# Brief:
Read through the listing below and return only the lines containing "доступа".

# Records to use:
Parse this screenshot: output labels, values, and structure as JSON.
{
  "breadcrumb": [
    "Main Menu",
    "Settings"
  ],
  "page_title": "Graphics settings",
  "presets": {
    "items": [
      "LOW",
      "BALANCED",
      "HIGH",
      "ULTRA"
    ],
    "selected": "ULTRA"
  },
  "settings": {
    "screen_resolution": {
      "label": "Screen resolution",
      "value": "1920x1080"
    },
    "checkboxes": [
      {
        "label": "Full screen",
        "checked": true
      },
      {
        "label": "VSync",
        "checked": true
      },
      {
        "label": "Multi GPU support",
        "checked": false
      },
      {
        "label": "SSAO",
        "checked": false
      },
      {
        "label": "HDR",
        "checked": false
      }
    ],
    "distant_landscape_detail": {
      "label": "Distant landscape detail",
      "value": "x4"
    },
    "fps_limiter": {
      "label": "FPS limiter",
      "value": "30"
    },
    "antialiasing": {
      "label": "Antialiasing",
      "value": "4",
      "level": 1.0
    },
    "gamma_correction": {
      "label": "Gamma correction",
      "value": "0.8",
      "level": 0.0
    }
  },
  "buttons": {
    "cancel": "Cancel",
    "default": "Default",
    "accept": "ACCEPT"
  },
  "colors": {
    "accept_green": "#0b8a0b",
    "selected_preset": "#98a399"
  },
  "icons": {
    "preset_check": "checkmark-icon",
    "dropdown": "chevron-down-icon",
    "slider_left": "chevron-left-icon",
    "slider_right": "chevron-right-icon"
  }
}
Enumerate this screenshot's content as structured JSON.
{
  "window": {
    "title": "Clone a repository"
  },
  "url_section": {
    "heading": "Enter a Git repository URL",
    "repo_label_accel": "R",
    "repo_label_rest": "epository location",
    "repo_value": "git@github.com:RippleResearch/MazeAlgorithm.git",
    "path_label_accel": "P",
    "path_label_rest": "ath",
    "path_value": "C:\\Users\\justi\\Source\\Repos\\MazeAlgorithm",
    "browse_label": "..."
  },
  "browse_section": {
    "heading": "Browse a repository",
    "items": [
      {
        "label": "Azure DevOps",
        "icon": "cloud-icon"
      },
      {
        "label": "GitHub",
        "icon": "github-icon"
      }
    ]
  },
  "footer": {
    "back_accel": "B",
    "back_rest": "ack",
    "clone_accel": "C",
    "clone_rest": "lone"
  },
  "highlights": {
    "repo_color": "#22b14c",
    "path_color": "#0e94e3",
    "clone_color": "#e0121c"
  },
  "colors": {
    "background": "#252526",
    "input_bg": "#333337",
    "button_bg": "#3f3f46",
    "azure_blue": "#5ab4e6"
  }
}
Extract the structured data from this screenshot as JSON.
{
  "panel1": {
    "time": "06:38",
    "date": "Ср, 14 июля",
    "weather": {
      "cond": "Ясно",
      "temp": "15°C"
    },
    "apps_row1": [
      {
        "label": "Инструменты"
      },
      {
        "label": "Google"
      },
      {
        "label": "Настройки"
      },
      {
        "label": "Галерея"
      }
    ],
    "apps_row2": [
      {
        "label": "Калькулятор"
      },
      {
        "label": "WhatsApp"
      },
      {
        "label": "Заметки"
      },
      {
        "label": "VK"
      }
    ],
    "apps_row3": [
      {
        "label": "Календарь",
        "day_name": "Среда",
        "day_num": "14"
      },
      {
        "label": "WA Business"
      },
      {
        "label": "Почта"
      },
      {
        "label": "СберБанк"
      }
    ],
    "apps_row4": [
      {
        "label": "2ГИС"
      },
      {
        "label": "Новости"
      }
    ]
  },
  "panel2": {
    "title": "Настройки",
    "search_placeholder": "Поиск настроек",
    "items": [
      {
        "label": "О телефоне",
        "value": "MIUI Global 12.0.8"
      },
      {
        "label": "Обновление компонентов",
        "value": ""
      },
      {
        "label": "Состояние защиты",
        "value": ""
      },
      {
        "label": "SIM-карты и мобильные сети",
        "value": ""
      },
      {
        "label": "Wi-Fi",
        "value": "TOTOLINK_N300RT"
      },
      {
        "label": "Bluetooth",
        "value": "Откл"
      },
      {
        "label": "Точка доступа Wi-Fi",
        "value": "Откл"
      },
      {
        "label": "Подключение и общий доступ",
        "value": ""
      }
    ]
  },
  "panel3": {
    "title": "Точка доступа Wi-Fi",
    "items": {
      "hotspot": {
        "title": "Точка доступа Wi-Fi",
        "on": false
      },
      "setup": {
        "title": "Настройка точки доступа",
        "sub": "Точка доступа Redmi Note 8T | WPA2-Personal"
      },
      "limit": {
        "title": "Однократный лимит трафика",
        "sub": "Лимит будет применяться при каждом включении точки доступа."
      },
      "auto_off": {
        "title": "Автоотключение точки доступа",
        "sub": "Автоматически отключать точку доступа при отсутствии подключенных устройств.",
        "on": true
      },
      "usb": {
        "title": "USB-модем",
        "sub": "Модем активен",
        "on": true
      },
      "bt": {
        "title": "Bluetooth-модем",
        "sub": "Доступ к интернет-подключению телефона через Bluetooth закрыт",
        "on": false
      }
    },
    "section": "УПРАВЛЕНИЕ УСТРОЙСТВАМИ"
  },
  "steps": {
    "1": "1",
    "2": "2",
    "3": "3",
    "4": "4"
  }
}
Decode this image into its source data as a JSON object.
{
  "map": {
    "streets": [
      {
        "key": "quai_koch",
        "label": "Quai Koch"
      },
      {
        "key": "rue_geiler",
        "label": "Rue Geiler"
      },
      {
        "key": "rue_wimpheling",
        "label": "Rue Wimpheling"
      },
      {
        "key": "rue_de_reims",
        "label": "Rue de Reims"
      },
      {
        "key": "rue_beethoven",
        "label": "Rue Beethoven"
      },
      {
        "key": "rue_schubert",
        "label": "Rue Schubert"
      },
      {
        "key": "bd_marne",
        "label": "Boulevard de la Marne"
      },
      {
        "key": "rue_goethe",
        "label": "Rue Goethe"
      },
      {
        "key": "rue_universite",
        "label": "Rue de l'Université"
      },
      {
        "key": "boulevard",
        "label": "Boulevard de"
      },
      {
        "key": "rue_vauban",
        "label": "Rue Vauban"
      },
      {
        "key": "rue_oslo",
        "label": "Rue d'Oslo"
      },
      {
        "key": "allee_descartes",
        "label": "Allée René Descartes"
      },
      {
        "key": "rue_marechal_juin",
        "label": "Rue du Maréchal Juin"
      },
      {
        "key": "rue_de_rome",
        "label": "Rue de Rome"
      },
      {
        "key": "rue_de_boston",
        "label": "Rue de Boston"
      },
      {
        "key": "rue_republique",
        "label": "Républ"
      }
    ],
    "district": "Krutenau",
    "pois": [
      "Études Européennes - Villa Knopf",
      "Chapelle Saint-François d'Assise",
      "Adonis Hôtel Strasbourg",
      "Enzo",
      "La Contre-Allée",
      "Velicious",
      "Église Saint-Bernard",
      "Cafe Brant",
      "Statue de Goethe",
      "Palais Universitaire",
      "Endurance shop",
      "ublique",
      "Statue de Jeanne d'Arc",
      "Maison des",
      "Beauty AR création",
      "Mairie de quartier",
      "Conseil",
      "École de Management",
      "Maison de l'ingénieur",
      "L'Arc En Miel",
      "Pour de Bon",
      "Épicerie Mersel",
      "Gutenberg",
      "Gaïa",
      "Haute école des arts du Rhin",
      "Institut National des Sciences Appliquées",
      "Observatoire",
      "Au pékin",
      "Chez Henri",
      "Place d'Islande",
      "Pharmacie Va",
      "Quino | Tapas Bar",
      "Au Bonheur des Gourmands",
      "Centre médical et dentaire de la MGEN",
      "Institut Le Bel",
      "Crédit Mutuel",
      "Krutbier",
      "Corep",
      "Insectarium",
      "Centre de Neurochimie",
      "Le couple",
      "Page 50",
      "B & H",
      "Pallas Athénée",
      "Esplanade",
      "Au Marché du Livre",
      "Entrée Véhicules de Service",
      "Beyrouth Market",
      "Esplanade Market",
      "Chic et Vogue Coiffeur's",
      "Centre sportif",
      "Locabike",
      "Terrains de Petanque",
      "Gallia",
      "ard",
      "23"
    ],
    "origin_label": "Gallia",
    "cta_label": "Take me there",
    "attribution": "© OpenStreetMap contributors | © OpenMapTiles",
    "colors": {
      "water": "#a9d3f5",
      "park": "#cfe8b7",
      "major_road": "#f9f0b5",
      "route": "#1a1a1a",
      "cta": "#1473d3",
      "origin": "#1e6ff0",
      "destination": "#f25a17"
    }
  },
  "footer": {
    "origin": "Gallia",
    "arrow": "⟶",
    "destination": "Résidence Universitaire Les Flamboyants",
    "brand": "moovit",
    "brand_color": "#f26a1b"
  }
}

# Answer section:
        "label": "Точка доступа Wi-Fi",
    "title": "Точка доступа Wi-Fi",
        "title": "Точка доступа Wi-Fi",
        "title": "Настройка точки доступа",
        "sub": "Точка доступа Redmi Note 8T | WPA2-Personal"
        "sub": "Лимит будет применяться при каждом включении точки доступа."
        "title": "Автоотключение точки доступа",
        "sub": "Автоматически отключать точку доступа при отсутствии подключенных устройств.",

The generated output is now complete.